Exercise instructions:
From the entries that follow, extract each line holding the string "site".

Data under study:

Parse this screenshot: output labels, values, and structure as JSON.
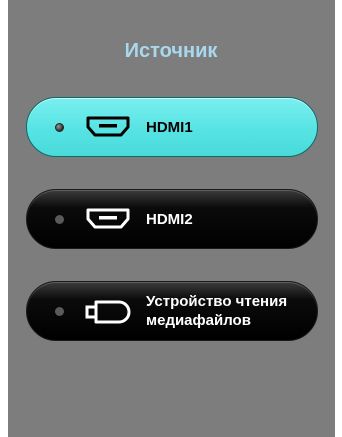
{
  "title": "Источник",
  "sources": [
    {
      "label": "HDMI1",
      "icon": "hdmi-port-icon",
      "selected": true
    },
    {
      "label": "HDMI2",
      "icon": "hdmi-port-icon",
      "selected": false
    },
    {
      "label_line1": "Устройство чтения",
      "label_line2": "медиафайлов",
      "icon": "usb-port-icon",
      "selected": false
    }
  ],
  "colors": {
    "panel_background": "#7d7d7d",
    "title": "#a9d8ee",
    "selected_button": "#5ee6e6",
    "normal_button": "#000000"
  }
}
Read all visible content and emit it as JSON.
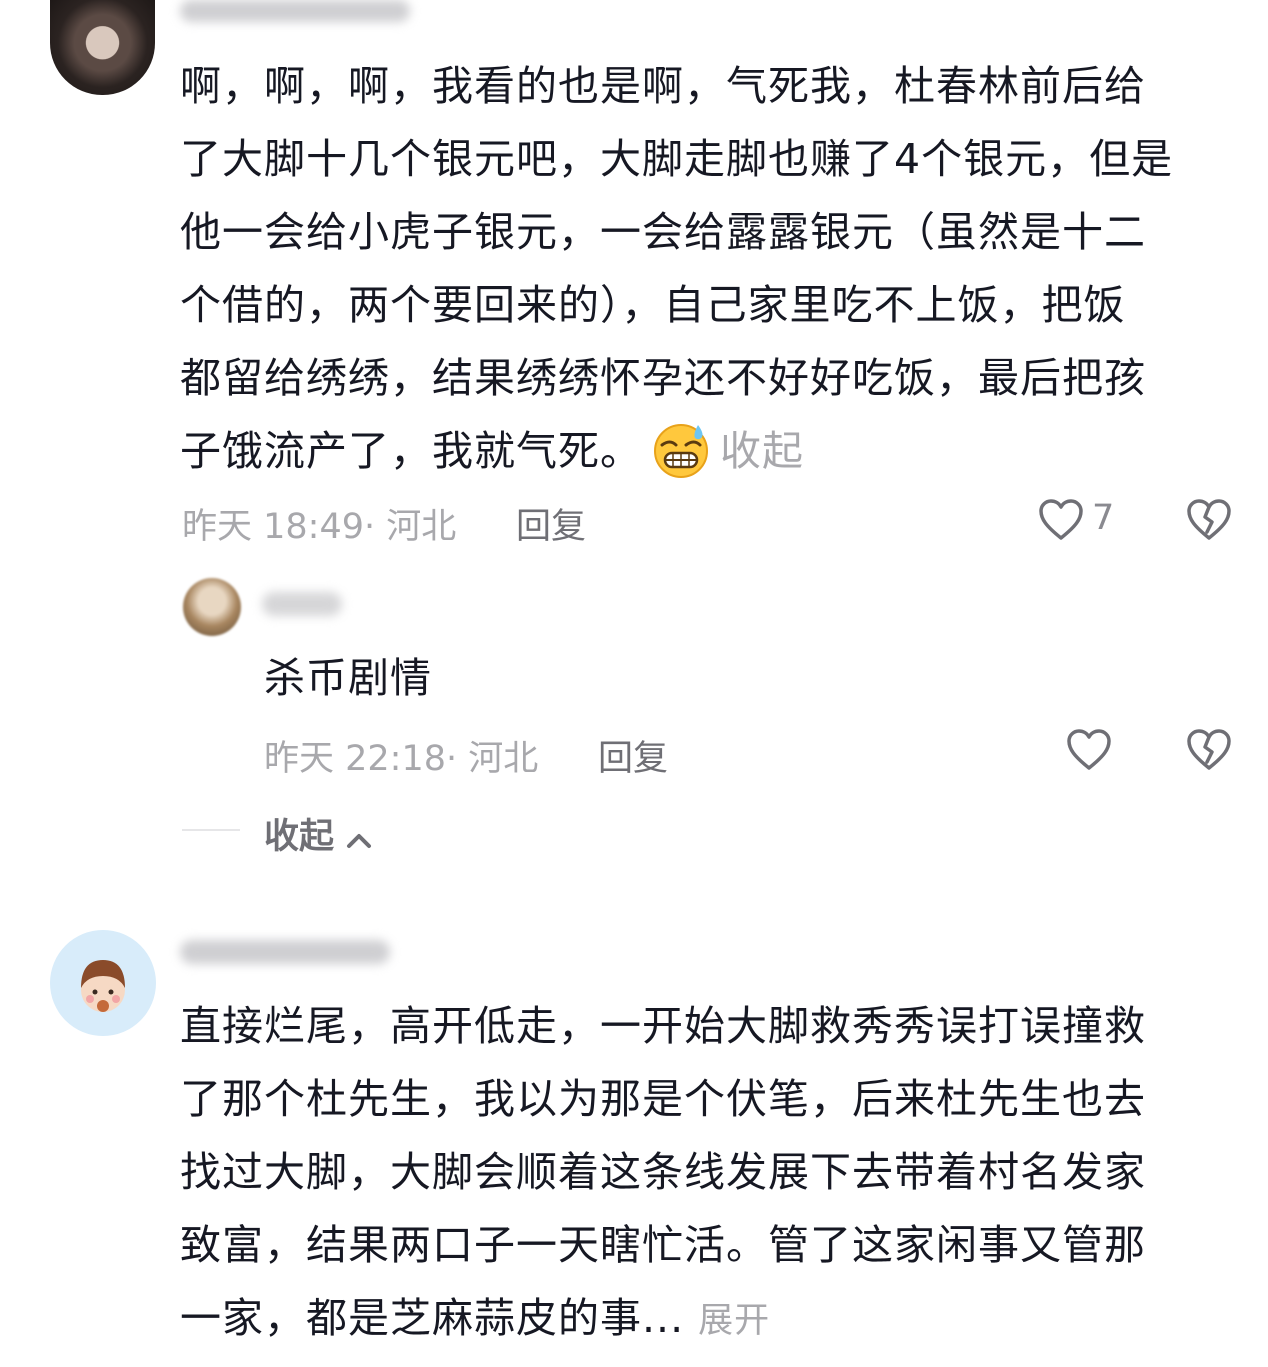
{
  "comment1": {
    "lines": [
      "啊，啊，啊，我看的也是啊，气死我，杜春林前后给",
      "了大脚十几个银元吧，大脚走脚也赚了4个银元，但是",
      "他一会给小虎子银元，一会给露露银元（虽然是十二",
      "个借的，两个要回来的），自己家里吃不上饭，把饭",
      "都留给绣绣，结果绣绣怀孕还不好好吃饭，最后把孩",
      "子饿流产了，我就气死。"
    ],
    "collapse_label": "收起",
    "meta": "昨天 18:49· 河北",
    "reply_label": "回复",
    "like_count": "7",
    "emoji_icon": "grinning-sweat-emoji"
  },
  "reply1": {
    "text": "杀币剧情",
    "meta": "昨天 22:18· 河北",
    "reply_label": "回复"
  },
  "thread": {
    "collapse_label": "收起",
    "collapse_icon": "chevron-up-icon"
  },
  "comment2": {
    "lines": [
      "直接烂尾，高开低走，一开始大脚救秀秀误打误撞救",
      "了那个杜先生，我以为那是个伏笔，后来杜先生也去",
      "找过大脚，大脚会顺着这条线发展下去带着村名发家",
      "致富，结果两口子一天瞎忙活。管了这家闲事又管那",
      "一家，都是芝麻蒜皮的事..."
    ],
    "expand_label": "展开"
  },
  "colors": {
    "text": "#161823",
    "muted": "#a8a8ac",
    "reply": "#6f6f75"
  }
}
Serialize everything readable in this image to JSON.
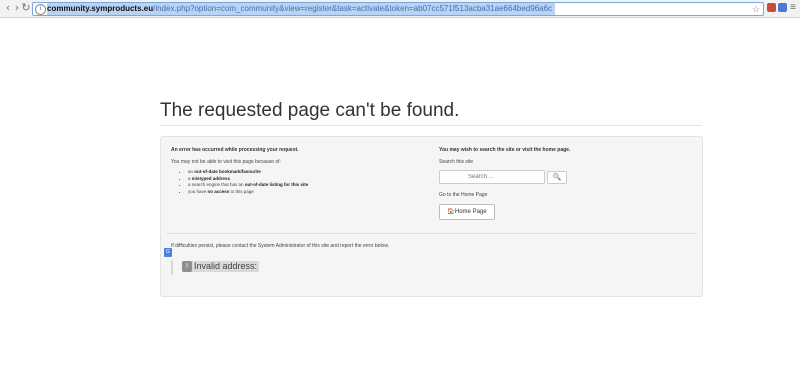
{
  "browser": {
    "url_host": "community.symproducts.eu",
    "url_path": "/index.php?option=com_community&view=register&task=activate&token=ab07cc571f513acba31ae664bed96a6c",
    "info_icon": "info-icon",
    "star_icon": "bookmark-star-icon",
    "menu_icon": "menu-icon"
  },
  "page": {
    "title": "The requested page can't be found."
  },
  "error_panel": {
    "left": {
      "heading": "An error has occurred while processing your request.",
      "intro": "You may not be able to visit this page because of:",
      "reasons": [
        {
          "pre": "an ",
          "bold": "out-of-date bookmark/favourite",
          "post": ""
        },
        {
          "pre": "a ",
          "bold": "mistyped address",
          "post": ""
        },
        {
          "pre": "a search engine that has an ",
          "bold": "out-of-date listing for this site",
          "post": ""
        },
        {
          "pre": "you have ",
          "bold": "no access",
          "post": " to this page"
        }
      ]
    },
    "right": {
      "heading": "You may wish to search the site or visit the home page.",
      "search_label": "Search this site",
      "search_placeholder": "Search ...",
      "search_button_icon": "search-icon",
      "search_button_glyph": "🔍",
      "goto_label": "Go to the Home Page",
      "home_button_label": "Home Page",
      "home_icon_glyph": "🏠"
    },
    "persist_text": "If difficulties persist, please contact the System Administrator of this site and report the error below.",
    "error_message": "Invalid address:",
    "error_icon_glyph": "!"
  }
}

Solution to this exercise:
          "bold": "out-of-date listing for this site",
      "heading": "You may wish to search the site or visit the home page.",
      "search_label": "Search this site",
    "persist_text": "If difficulties persist, please contact the System Administrator of this site and report the error below.",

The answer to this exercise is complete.